For Christmas when I was 13, I wanted a camera. My parents, with the caution of those who don’t know where their children’s lives will go, bought me an affordable Yashica Electro 35 GSN rangefinder camera. With it in my hands I started to learn and yearn about photography. It featured a fixed 45mm f/1.7 lens that was well-made and very sharp. Of course, I wanted one thing this excellent camera couldn’t give me: interchangeable lenses.
So, with some cash sent to me from my grandmother for my 15th birthday, I dug into the seedy underside of the back pages of Modern Photography Magazine to Cambridge Camera Exchange, a discount camera seller run in a rathole in New York City. In July 1978, I owned my first single lens reflex camera, a Fujica ST605N. I paid $127.
In 1981, I sold the Fujica to a janitor named Junior, and switched to Nikon.
Flash forward to 2018, and enter the nostalgia of Ebay, where a savvy shopper can get almost anything for almost nothing. I poked around and found a really nice ST605N, and paid for it with my PayPal balance.
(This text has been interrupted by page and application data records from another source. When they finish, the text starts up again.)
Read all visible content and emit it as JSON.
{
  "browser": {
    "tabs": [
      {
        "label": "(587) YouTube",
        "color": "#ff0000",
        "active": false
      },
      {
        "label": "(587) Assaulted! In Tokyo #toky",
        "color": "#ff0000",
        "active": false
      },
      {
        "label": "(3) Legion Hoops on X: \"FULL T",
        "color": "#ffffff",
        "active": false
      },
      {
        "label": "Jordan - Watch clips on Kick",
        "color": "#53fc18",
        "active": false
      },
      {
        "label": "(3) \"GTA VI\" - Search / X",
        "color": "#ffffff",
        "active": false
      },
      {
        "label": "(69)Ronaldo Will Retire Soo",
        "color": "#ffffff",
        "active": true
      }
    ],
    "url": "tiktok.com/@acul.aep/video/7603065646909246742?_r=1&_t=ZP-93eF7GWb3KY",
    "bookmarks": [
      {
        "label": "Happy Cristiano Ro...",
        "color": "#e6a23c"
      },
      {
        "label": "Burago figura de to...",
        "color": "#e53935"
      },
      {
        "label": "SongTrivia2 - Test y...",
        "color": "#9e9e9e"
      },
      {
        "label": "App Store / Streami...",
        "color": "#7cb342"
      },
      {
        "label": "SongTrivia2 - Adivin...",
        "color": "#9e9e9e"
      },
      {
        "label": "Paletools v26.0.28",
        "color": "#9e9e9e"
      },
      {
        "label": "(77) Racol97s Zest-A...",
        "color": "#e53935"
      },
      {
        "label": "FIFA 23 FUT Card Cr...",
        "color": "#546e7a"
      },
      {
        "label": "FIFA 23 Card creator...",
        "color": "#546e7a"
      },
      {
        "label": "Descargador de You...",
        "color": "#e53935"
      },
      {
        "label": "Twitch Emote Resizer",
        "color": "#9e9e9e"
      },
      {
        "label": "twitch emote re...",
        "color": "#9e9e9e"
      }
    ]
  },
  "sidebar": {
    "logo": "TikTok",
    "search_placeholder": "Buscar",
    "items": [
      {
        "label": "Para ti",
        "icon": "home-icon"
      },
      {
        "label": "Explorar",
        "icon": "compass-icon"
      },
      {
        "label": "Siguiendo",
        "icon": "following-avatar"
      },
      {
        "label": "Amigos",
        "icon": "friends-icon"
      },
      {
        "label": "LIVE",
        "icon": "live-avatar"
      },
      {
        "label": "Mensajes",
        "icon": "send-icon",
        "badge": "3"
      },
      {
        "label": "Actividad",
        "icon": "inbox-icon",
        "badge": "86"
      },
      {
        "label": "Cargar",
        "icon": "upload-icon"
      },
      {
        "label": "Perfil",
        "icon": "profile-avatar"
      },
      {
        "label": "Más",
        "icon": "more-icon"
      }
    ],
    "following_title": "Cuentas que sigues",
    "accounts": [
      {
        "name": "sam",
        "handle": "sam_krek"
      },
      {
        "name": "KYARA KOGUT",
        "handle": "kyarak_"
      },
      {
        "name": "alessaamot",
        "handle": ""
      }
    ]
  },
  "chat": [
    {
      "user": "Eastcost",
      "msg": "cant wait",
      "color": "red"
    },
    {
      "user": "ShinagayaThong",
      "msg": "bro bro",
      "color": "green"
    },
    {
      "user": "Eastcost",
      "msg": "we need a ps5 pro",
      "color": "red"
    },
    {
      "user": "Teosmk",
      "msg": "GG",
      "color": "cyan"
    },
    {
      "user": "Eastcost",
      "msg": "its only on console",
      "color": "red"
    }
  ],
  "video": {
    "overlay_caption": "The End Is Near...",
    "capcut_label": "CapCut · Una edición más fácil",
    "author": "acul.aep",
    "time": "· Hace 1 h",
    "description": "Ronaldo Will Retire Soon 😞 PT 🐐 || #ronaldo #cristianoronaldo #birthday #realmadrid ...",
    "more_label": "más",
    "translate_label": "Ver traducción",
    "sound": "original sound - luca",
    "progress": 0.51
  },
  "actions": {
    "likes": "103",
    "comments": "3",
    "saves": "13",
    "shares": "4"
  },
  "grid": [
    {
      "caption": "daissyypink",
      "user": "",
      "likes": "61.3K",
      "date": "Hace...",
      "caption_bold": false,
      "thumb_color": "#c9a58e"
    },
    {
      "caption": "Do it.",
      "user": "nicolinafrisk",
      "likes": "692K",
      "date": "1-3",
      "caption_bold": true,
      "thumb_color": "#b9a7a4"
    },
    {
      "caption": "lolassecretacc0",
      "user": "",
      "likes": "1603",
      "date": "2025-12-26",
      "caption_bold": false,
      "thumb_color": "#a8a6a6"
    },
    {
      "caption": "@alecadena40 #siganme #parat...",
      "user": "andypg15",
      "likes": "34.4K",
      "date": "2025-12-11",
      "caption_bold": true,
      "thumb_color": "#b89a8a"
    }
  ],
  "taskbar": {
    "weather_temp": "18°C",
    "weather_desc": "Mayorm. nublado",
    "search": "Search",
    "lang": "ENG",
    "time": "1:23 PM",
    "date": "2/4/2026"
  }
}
In the package was the original green box with the original multi-lingual instruction manual, the camera, the lens, a lens cap, a rubber eye cup, the original leatherette carrying/storage case, and the original black shoulder strap with one of those funny leatherette film canister holders.
When it arrived yesterday and my wife Abby and I unboxed it, she said, “It looks like it’s never been used.”
When review sites and trade magazines talk about “entry level,” this is the camera at the bottom of that rung.
Some of its specifications include…
A horizontally traveling cloth focal plane shutter with speeds of a very peculiar 1/700 of a second to 1/2 second, plus bulb.
- An M42 lens mount, with screw threads, that dates back to 1949.
- Stop-down match-needle metering, meaning that to take a meter reading, you push the stop-down lever, darkening the viewfinder to the selected aperture while you adjusted aperture and shutter speed to make the needle on the right side of the viewfinder move up and down until it was centered.
- A selectable ASA (the precursor to ISO, at least in America) with settings from 25 to 3200.
- A hot shoe that would fire an electronic flash, and a PC port that would do the same.
- The viewfinder includes a green shutter speed pointer and scale on the left side, the match-needle +/- on the right side, and combination split image rangefinder surrounded by a microprism collar, surrounded by a lighter ground glass area, surrounded by the regular ground glass. Focus is smooth and bright in the viewfinder.
- The standard lens for this camera is the Fujinon 55mm f/2.2. It has a plastic barrel, clicks at full aperture values, and stops down to f/16. It focuses smoothly, like the day I bought the new one in 1978. It focuses and stops down in the same direction as my Nikon lenses.
[stextbox id=’grey’ caption=’Whatever It Takes…’]Here’s a fun trick from the film era: if your camera didn’t have a multiple exposure lever, you could push and hold the rewind release on the bottom of the camera and crank the advance lever, which would cock the shutter without (hopefully) moving the film.[/stextbox]
One of the best things about this camera, that I didn’t fully appreciate at the time I owned it, is how small it is compared to its contemporaries. Nikons, Canons and Minoltas of the era were much larger. This camera is almost as small as the legendarily small Olympus OM series.
In my review of the Fujifilm S200EXR, I said that an unused camera is a fetish object. I didn’t buy the ST605N to take pictures with it, but for the memories, so I guess it is a fetish object. On the other hand, I made quite a few pictures with it when I owned it the first time, some of which I have included in this entry.
Despite buying a cheap 28mm and getting a 75-200mm one Christmas, I kept coming back to the 55mm. The class of lens has been in my idiom ever since.
The Fujica ST605N was a beginner’s camera for when I was a beginner, and I learned a lot of important lessons about my craft from this small marvel of film technology from a very different era.